■ **HOW TO COMPLETE THIS TASK**
Reproduce all of the entries below exactly, without images.

■ **Data records for software interfaces**
⟨

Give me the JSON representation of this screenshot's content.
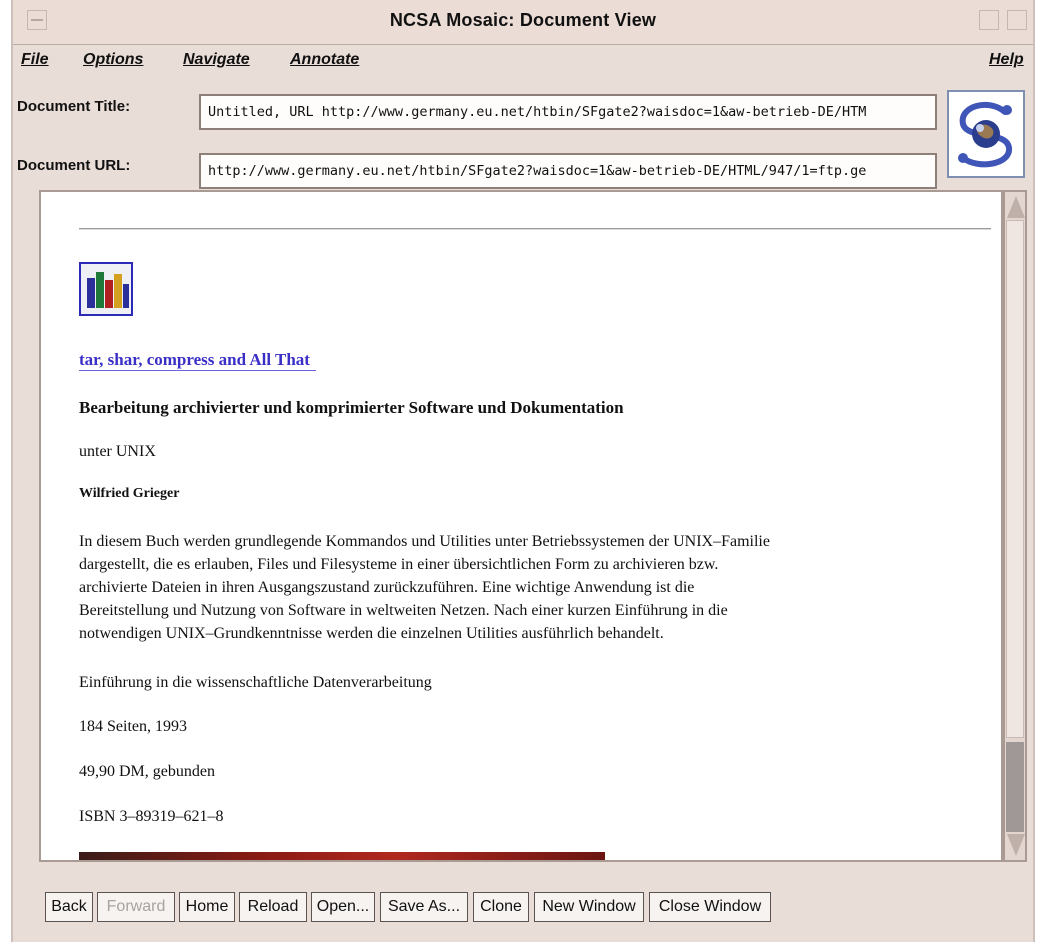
{
  "window": {
    "title": "NCSA Mosaic: Document View"
  },
  "menubar": {
    "items": [
      "File",
      "Options",
      "Navigate",
      "Annotate"
    ],
    "help": "Help"
  },
  "fields": {
    "title_label": "Document Title:",
    "title_value": "Untitled, URL http://www.germany.eu.net/htbin/SFgate2?waisdoc=1&aw-betrieb-DE/HTM",
    "url_label": "Document URL:",
    "url_value": "http://www.germany.eu.net/htbin/SFgate2?waisdoc=1&aw-betrieb-DE/HTML/947/1=ftp.ge"
  },
  "logo": {
    "icon": "mosaic-globe-logo-icon"
  },
  "document": {
    "link": "tar, shar, compress and All That",
    "heading": "Bearbeitung archivierter und komprimierter Software und Dokumentation",
    "subtitle": "unter UNIX",
    "author": "Wilfried Grieger",
    "paragraph_lines": [
      "In diesem Buch werden grundlegende Kommandos und Utilities unter Betriebssystemen der UNIX–Familie",
      "dargestellt, die es erlauben, Files und Filesysteme in einer übersichtlichen Form zu archivieren bzw.",
      "archivierte Dateien in ihren Ausgangszustand zurückzuführen. Eine wichtige Anwendung ist die",
      "Bereitstellung und Nutzung von Software in weltweiten Netzen. Nach einer kurzen Einführung in die",
      "notwendigen UNIX–Grundkenntnisse werden die einzelnen Utilities ausführlich behandelt."
    ],
    "series": "Einführung in die wissenschaftliche Datenverarbeitung",
    "pages": "184 Seiten, 1993",
    "price": "49,90 DM, gebunden",
    "isbn": "ISBN 3–89319–621–8"
  },
  "scroll": {
    "position": 0.0
  },
  "buttons": {
    "back": "Back",
    "forward": "Forward",
    "home": "Home",
    "reload": "Reload",
    "open": "Open...",
    "save_as": "Save As...",
    "clone": "Clone",
    "new_window": "New Window",
    "close_window": "Close Window"
  },
  "colors": {
    "link": "#3a2fc6",
    "window_bg": "#e9ddd8",
    "rule_bar": "#8a1b14"
  }
}
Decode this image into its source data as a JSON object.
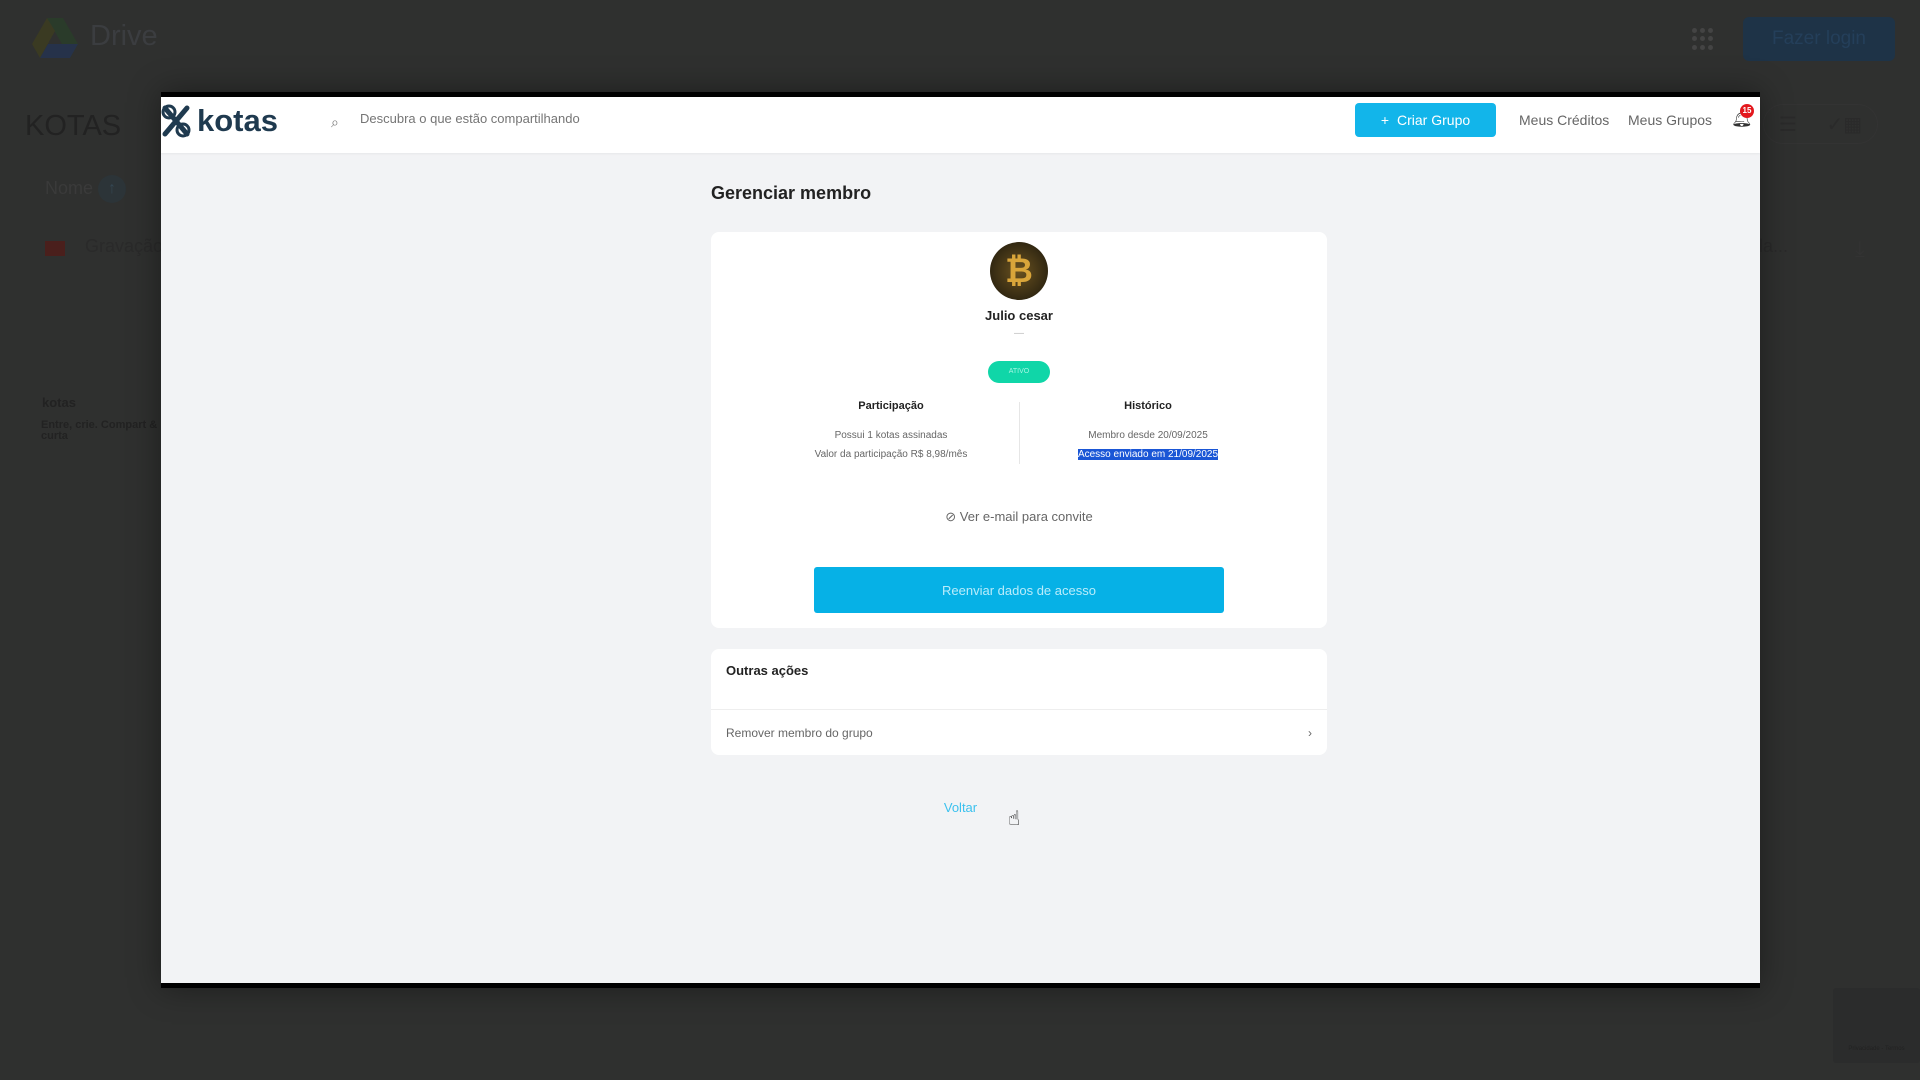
{
  "background": {
    "app_name": "Drive",
    "login_button": "Fazer login",
    "folder_title": "KOTAS",
    "sort_label": "Nome",
    "file_name": "Gravação",
    "file_name_right": "Tela...",
    "kotas_brand": "kotas",
    "kotas_tagline": "Entre, crie. Compart & curta",
    "recaptcha": "Privacidade - Termos"
  },
  "header": {
    "logo": "kotas",
    "search_placeholder": "Descubra o que estão compartilhando",
    "create_group": "Criar Grupo",
    "my_credits": "Meus Créditos",
    "my_groups": "Meus Grupos",
    "notification_count": "15"
  },
  "page": {
    "title": "Gerenciar membro",
    "member": {
      "name": "Julio cesar",
      "subtitle": "—",
      "status": "ATIVO",
      "participation_title": "Participação",
      "participation_lines": [
        "Possui 1 kotas assinadas",
        "Valor da participação R$ 8,98/mês"
      ],
      "history_title": "Histórico",
      "history_lines": [
        "Membro desde 20/09/2025",
        "Acesso enviado em 21/09/2025"
      ]
    },
    "view_email": "Ver e-mail para convite",
    "resend_button": "Reenviar dados de acesso",
    "other_actions_title": "Outras ações",
    "remove_member": "Remover membro do grupo",
    "back_link": "Voltar"
  },
  "colors": {
    "accent": "#12b5ea",
    "status": "#10d6a8",
    "badge": "#e3181d"
  }
}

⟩

■ **EXERCISE ANSWER**
Give me the JSON representation of this screenshot's content.
{
  "window": {
    "title": "NCSA Mosaic: Document View"
  },
  "menubar": {
    "items": [
      "File",
      "Options",
      "Navigate",
      "Annotate"
    ],
    "help": "Help"
  },
  "fields": {
    "title_label": "Document Title:",
    "title_value": "Untitled, URL http://www.germany.eu.net/htbin/SFgate2?waisdoc=1&aw-betrieb-DE/HTM",
    "url_label": "Document URL:",
    "url_value": "http://www.germany.eu.net/htbin/SFgate2?waisdoc=1&aw-betrieb-DE/HTML/947/1=ftp.ge"
  },
  "logo": {
    "icon": "mosaic-globe-logo-icon"
  },
  "document": {
    "link": "tar, shar, compress and All That",
    "heading": "Bearbeitung archivierter und komprimierter Software und Dokumentation",
    "subtitle": "unter UNIX",
    "author": "Wilfried Grieger",
    "paragraph_lines": [
      "In diesem Buch werden grundlegende Kommandos und Utilities unter Betriebssystemen der UNIX–Familie",
      "dargestellt, die es erlauben, Files und Filesysteme in einer übersichtlichen Form zu archivieren bzw.",
      "archivierte Dateien in ihren Ausgangszustand zurückzuführen. Eine wichtige Anwendung ist die",
      "Bereitstellung und Nutzung von Software in weltweiten Netzen. Nach einer kurzen Einführung in die",
      "notwendigen UNIX–Grundkenntnisse werden die einzelnen Utilities ausführlich behandelt."
    ],
    "series": "Einführung in die wissenschaftliche Datenverarbeitung",
    "pages": "184 Seiten, 1993",
    "price": "49,90 DM, gebunden",
    "isbn": "ISBN 3–89319–621–8"
  },
  "scroll": {
    "position": 0.0
  },
  "buttons": {
    "back": "Back",
    "forward": "Forward",
    "home": "Home",
    "reload": "Reload",
    "open": "Open...",
    "save_as": "Save As...",
    "clone": "Clone",
    "new_window": "New Window",
    "close_window": "Close Window"
  },
  "colors": {
    "link": "#3a2fc6",
    "window_bg": "#e9ddd8",
    "rule_bar": "#8a1b14"
  }
}
Decode this image into its source data as a JSON object.
{
  "background": {
    "app_name": "Drive",
    "login_button": "Fazer login",
    "folder_title": "KOTAS",
    "sort_label": "Nome",
    "file_name": "Gravação",
    "file_name_right": "Tela...",
    "kotas_brand": "kotas",
    "kotas_tagline": "Entre, crie. Compart & curta",
    "recaptcha": "Privacidade - Termos"
  },
  "header": {
    "logo": "kotas",
    "search_placeholder": "Descubra o que estão compartilhando",
    "create_group": "Criar Grupo",
    "my_credits": "Meus Créditos",
    "my_groups": "Meus Grupos",
    "notification_count": "15"
  },
  "page": {
    "title": "Gerenciar membro",
    "member": {
      "name": "Julio cesar",
      "subtitle": "—",
      "status": "ATIVO",
      "participation_title": "Participação",
      "participation_lines": [
        "Possui 1 kotas assinadas",
        "Valor da participação R$ 8,98/mês"
      ],
      "history_title": "Histórico",
      "history_lines": [
        "Membro desde 20/09/2025",
        "Acesso enviado em 21/09/2025"
      ]
    },
    "view_email": "Ver e-mail para convite",
    "resend_button": "Reenviar dados de acesso",
    "other_actions_title": "Outras ações",
    "remove_member": "Remover membro do grupo",
    "back_link": "Voltar"
  },
  "colors": {
    "accent": "#12b5ea",
    "status": "#10d6a8",
    "badge": "#e3181d"
  }
}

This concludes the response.